* TASK ITEM *
Omit the pictures. Print each entry below exactly.

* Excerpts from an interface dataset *
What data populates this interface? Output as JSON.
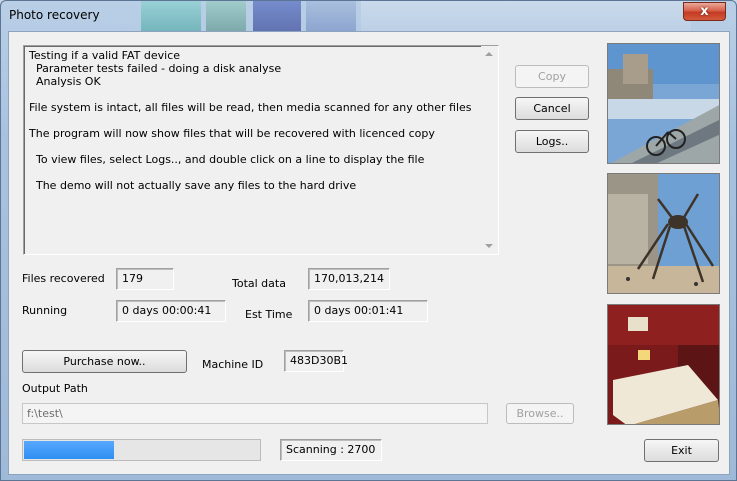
{
  "window": {
    "title": "Photo recovery",
    "close_glyph": "x"
  },
  "log": {
    "lines": [
      "Testing if a valid FAT device",
      "  Parameter tests failed - doing a disk analyse",
      "  Analysis OK",
      "File system is intact, all files will be read, then media scanned for any other files",
      "The program will now show files that will be recovered with licenced copy",
      "  To view files, select Logs.., and double click on a line to display the file",
      "  The demo will not actually save any files to the hard drive"
    ]
  },
  "buttons": {
    "copy": "Copy",
    "cancel": "Cancel",
    "logs": "Logs..",
    "purchase": "Purchase now..",
    "browse": "Browse..",
    "exit": "Exit"
  },
  "stats": {
    "files_recovered_label": "Files recovered",
    "files_recovered_value": "179",
    "total_data_label": "Total data",
    "total_data_value": "170,013,214",
    "running_label": "Running",
    "running_value": "0 days 00:00:41",
    "est_time_label": "Est Time",
    "est_time_value": "0 days 00:01:41"
  },
  "machine": {
    "label": "Machine ID",
    "value": "483D30B1"
  },
  "output": {
    "label": "Output Path",
    "value": "f:\\test\\"
  },
  "progress": {
    "fraction": 0.39,
    "status": "Scanning : 2700"
  },
  "colors": {
    "progress": "#2f8ff2",
    "close": "#c33a22"
  },
  "photos": [
    "bicycle-riverside-photo",
    "spider-sculpture-photo",
    "hotel-room-photo"
  ]
}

* RESPONSE *
What data populates this interface? Output as JSON.
{
  "window": {
    "title": "Photo recovery",
    "close_glyph": "x"
  },
  "log": {
    "lines": [
      "Testing if a valid FAT device",
      "  Parameter tests failed - doing a disk analyse",
      "  Analysis OK",
      "File system is intact, all files will be read, then media scanned for any other files",
      "The program will now show files that will be recovered with licenced copy",
      "  To view files, select Logs.., and double click on a line to display the file",
      "  The demo will not actually save any files to the hard drive"
    ]
  },
  "buttons": {
    "copy": "Copy",
    "cancel": "Cancel",
    "logs": "Logs..",
    "purchase": "Purchase now..",
    "browse": "Browse..",
    "exit": "Exit"
  },
  "stats": {
    "files_recovered_label": "Files recovered",
    "files_recovered_value": "179",
    "total_data_label": "Total data",
    "total_data_value": "170,013,214",
    "running_label": "Running",
    "running_value": "0 days 00:00:41",
    "est_time_label": "Est Time",
    "est_time_value": "0 days 00:01:41"
  },
  "machine": {
    "label": "Machine ID",
    "value": "483D30B1"
  },
  "output": {
    "label": "Output Path",
    "value": "f:\\test\\"
  },
  "progress": {
    "fraction": 0.39,
    "status": "Scanning : 2700"
  },
  "colors": {
    "progress": "#2f8ff2",
    "close": "#c33a22"
  },
  "photos": [
    "bicycle-riverside-photo",
    "spider-sculpture-photo",
    "hotel-room-photo"
  ]
}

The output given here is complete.